The Valproate Toolkit, developed by the Medicines and Healthcare Products Regulatory Agency (MHRA) in collaboration with patient groups, is another example of patient engagement in action. This resource provides comprehensive information and tools to support healthcare professionals in advising women of childbearing age about the risks and benefits of valproate therapy.
The EMA and MHRA have also engaged with patient advocacy groups and organisations to gather patient experiences and perspectives. They have conducted surveys and consultations to better understand the impact of valproate on patients' lives and to identify areas where additional support and information are needed.
These efforts have helped increase awareness among patients and healthcare professionals about the risks associated with valproate. Patients are now better informed about the need to use effective contraception while taking valproate and the importance of regular reviews of treatment options. Furthermore, the EMA and MHRA have actively promoted shared decision-making between patients and healthcare professionals so that patients may make informed choices about their treatment.
Patient engagement has emerged as a crucial driver of progress in healthcare. Recognizing patients as partners in decision-making processes has the potential to transform the way medicines are developed, regulated, and used. The case of Valproate highlights the importance of patient engagement in addressing healthcare challenges and improving patient safety. The active involvement of patients, healthcare providers, regulators, and pharmaceutical companies fosters a more patient-centred approach, builds trust, and ultimately enhances patient outcomes.
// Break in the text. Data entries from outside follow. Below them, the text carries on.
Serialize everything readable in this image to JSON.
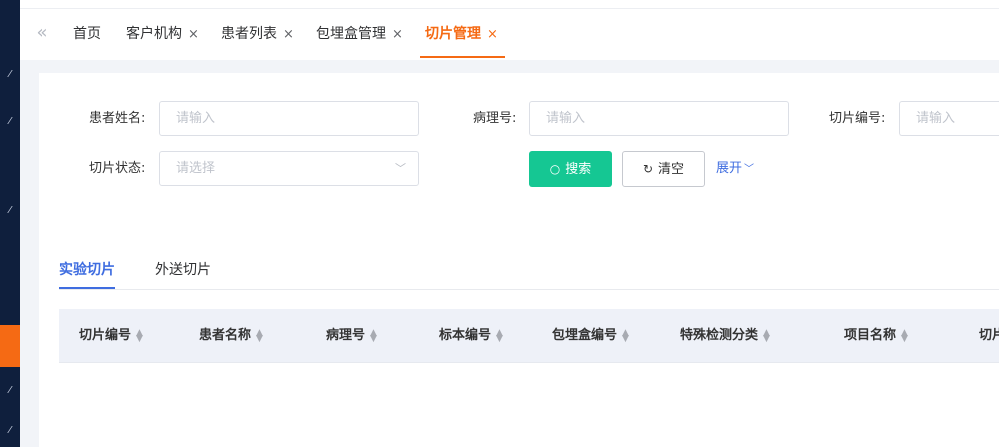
{
  "tabs": {
    "collapse_icon": "double-chevron-left-icon",
    "items": [
      {
        "label": "首页"
      },
      {
        "label": "客户机构",
        "close": "×"
      },
      {
        "label": "患者列表",
        "close": "×"
      },
      {
        "label": "包埋盒管理",
        "close": "×"
      },
      {
        "label": "切片管理",
        "close": "×",
        "active": true
      }
    ]
  },
  "search_form": {
    "patient_name": {
      "label": "患者姓名:",
      "placeholder": "请输入"
    },
    "pathology_no": {
      "label": "病理号:",
      "placeholder": "请输入"
    },
    "slice_no": {
      "label": "切片编号:",
      "placeholder": "请输入"
    },
    "slice_status": {
      "label": "切片状态:",
      "placeholder": "请选择"
    },
    "search_button": "搜索",
    "clear_button": "清空",
    "expand_link": "展开"
  },
  "sub_tabs": [
    {
      "label": "实验切片",
      "active": true
    },
    {
      "label": "外送切片"
    }
  ],
  "table": {
    "columns": [
      "切片编号",
      "患者名称",
      "病理号",
      "标本编号",
      "包埋盒编号",
      "特殊检测分类",
      "项目名称",
      "切片"
    ]
  },
  "colors": {
    "sidebar": "#0f1f3d",
    "accent_orange": "#f56a14",
    "search_green": "#15c793",
    "link_blue": "#3f6de0"
  }
}
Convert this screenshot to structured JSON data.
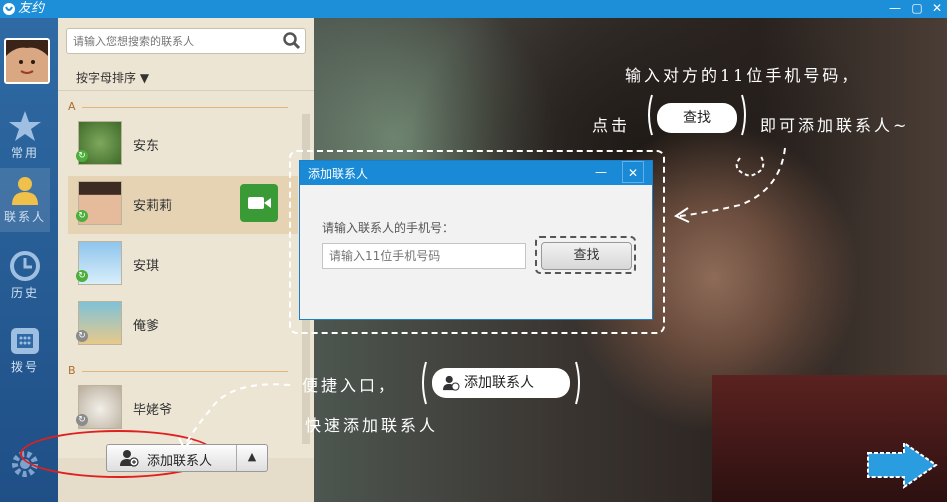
{
  "app": {
    "title": "友约"
  },
  "nav": [
    {
      "label": "常用",
      "icon": "star-icon"
    },
    {
      "label": "联系人",
      "icon": "person-icon"
    },
    {
      "label": "历史",
      "icon": "history-icon"
    },
    {
      "label": "拨号",
      "icon": "phone-icon"
    }
  ],
  "search": {
    "placeholder": "请输入您想搜索的联系人"
  },
  "sort": {
    "label": "按字母排序 ▼"
  },
  "groups": [
    {
      "letter": "A",
      "contacts": [
        "安东",
        "安莉莉",
        "安琪",
        "俺爹"
      ]
    },
    {
      "letter": "B",
      "contacts": [
        "毕姥爷"
      ]
    }
  ],
  "add_button": {
    "label": "添加联系人",
    "arrow": "▲"
  },
  "dialog": {
    "title": "添加联系人",
    "prompt": "请输入联系人的手机号：",
    "placeholder": "请输入11位手机号码",
    "find_label": "查找"
  },
  "tips": {
    "line1": "输入对方的11位手机号码，",
    "line2a": "点击",
    "find_pill": "查找",
    "line2b": "即可添加联系人~",
    "shortcut1": "便捷入口，",
    "add_pill": "添加联系人",
    "shortcut2": "快速添加联系人"
  },
  "colors": {
    "titlebar": "#1d8fd8",
    "online": "#4cae3b",
    "highlight": "#e02020"
  }
}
Embracing patient engagement is not only an ethical imperative but a practical necessity to shape a healthcare system that truly meets the needs and aspirations of those it serves.